What to do -> Go through the records below and copy out every line that contains the word "Flavia".

Saved data entries ->
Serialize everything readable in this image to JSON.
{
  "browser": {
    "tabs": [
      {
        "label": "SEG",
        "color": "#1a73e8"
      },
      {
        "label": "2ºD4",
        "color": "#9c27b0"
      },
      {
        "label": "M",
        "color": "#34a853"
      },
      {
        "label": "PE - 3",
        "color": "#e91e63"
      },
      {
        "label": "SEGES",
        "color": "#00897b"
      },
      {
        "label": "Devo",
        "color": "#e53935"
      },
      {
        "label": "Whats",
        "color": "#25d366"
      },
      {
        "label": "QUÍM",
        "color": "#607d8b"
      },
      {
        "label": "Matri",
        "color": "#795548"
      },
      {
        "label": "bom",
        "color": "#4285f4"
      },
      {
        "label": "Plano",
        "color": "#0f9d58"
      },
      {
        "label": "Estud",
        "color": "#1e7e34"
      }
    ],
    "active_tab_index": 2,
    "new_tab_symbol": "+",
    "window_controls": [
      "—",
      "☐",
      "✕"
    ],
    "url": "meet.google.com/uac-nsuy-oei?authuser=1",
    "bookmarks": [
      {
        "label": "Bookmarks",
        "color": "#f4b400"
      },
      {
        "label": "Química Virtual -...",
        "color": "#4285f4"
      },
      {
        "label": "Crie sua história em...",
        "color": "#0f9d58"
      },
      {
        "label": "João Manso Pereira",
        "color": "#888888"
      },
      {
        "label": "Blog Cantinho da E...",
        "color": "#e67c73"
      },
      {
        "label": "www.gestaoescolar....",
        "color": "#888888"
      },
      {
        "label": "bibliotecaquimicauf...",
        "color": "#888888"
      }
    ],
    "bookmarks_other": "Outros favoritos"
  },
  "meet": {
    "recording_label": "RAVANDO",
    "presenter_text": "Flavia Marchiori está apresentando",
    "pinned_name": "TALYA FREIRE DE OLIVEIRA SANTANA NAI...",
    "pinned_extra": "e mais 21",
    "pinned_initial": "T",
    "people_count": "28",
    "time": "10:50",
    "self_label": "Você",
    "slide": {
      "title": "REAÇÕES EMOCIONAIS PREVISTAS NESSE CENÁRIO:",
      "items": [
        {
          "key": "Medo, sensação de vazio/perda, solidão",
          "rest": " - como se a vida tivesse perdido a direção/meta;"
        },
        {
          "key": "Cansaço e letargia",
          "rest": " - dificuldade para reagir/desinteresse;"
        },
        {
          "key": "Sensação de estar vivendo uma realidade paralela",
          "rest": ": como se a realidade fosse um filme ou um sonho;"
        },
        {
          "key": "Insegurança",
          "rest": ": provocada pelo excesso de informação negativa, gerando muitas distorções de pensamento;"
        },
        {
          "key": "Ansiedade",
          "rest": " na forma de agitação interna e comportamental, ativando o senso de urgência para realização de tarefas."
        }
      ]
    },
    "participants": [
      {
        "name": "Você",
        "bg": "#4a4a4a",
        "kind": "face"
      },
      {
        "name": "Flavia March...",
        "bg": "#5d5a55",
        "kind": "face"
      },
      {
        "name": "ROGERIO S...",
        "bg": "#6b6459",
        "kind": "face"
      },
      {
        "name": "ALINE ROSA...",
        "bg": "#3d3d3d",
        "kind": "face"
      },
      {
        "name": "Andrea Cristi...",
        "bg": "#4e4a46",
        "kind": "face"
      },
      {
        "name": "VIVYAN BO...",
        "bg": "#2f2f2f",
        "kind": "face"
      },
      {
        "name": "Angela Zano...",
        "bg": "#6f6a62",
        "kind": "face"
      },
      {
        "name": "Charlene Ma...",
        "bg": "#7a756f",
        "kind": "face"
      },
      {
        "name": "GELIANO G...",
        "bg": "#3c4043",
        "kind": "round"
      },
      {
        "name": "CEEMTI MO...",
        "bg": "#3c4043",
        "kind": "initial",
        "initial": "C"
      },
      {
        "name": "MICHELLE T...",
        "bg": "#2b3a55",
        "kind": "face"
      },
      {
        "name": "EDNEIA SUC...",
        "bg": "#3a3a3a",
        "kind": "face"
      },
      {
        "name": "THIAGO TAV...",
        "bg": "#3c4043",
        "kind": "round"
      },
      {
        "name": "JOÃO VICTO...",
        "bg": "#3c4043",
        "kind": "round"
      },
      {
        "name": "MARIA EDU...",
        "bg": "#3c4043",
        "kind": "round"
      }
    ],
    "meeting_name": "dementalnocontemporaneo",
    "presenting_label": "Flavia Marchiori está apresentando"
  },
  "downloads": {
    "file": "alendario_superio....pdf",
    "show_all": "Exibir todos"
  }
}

Your response ->
    "presenter_text": "Flavia Marchiori está apresentando",
        "name": "Flavia March...",
    "presenting_label": "Flavia Marchiori está apresentando"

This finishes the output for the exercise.